▸ What you need to do
Copy the data exactly. Images are to be left out.

═══

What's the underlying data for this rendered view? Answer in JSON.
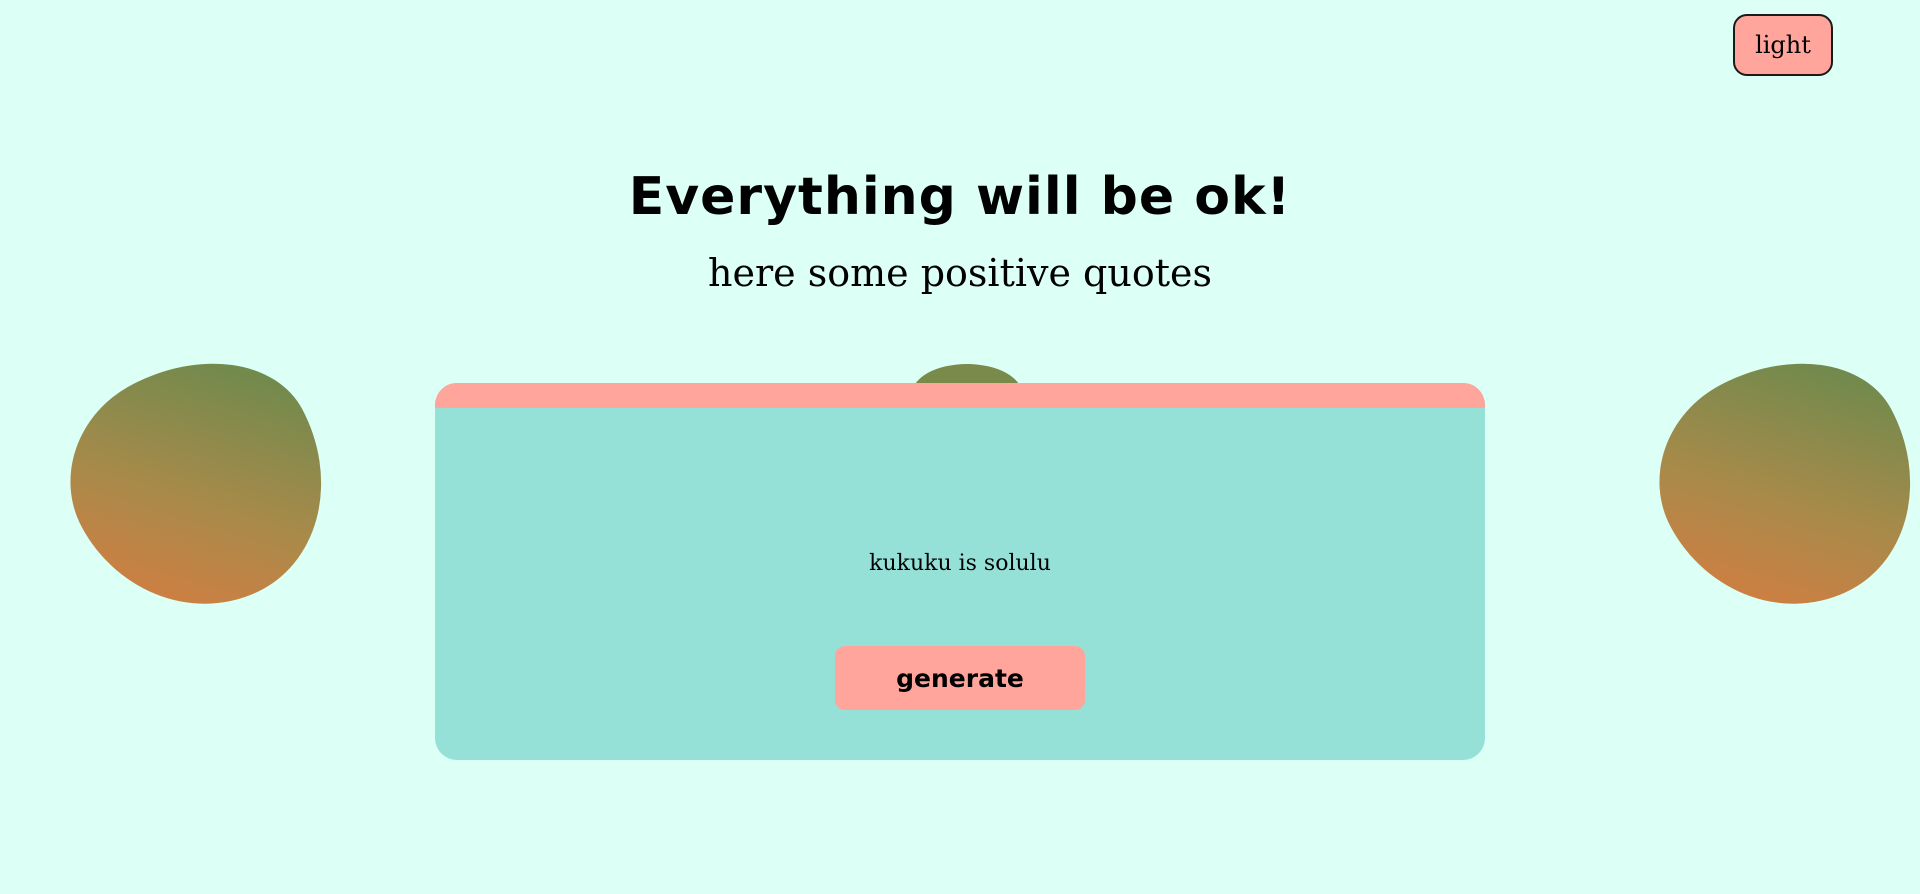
{
  "theme_toggle": {
    "label": "light"
  },
  "header": {
    "title": "Everything will be ok!",
    "subtitle": "here some positive quotes"
  },
  "quote_card": {
    "quote": "kukuku is solulu",
    "generate_label": "generate"
  },
  "colors": {
    "background": "#dcfff6",
    "card": "#95e1d8",
    "accent": "#ffa59c",
    "blob_orange": "#e07a3e",
    "blob_green": "#5d8a4e"
  }
}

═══

▸ Written answer
What's the underlying data for this rendered view? Answer in JSON.
{
  "theme_toggle": {
    "label": "light"
  },
  "header": {
    "title": "Everything will be ok!",
    "subtitle": "here some positive quotes"
  },
  "quote_card": {
    "quote": "kukuku is solulu",
    "generate_label": "generate"
  },
  "colors": {
    "background": "#dcfff6",
    "card": "#95e1d8",
    "accent": "#ffa59c",
    "blob_orange": "#e07a3e",
    "blob_green": "#5d8a4e"
  }
}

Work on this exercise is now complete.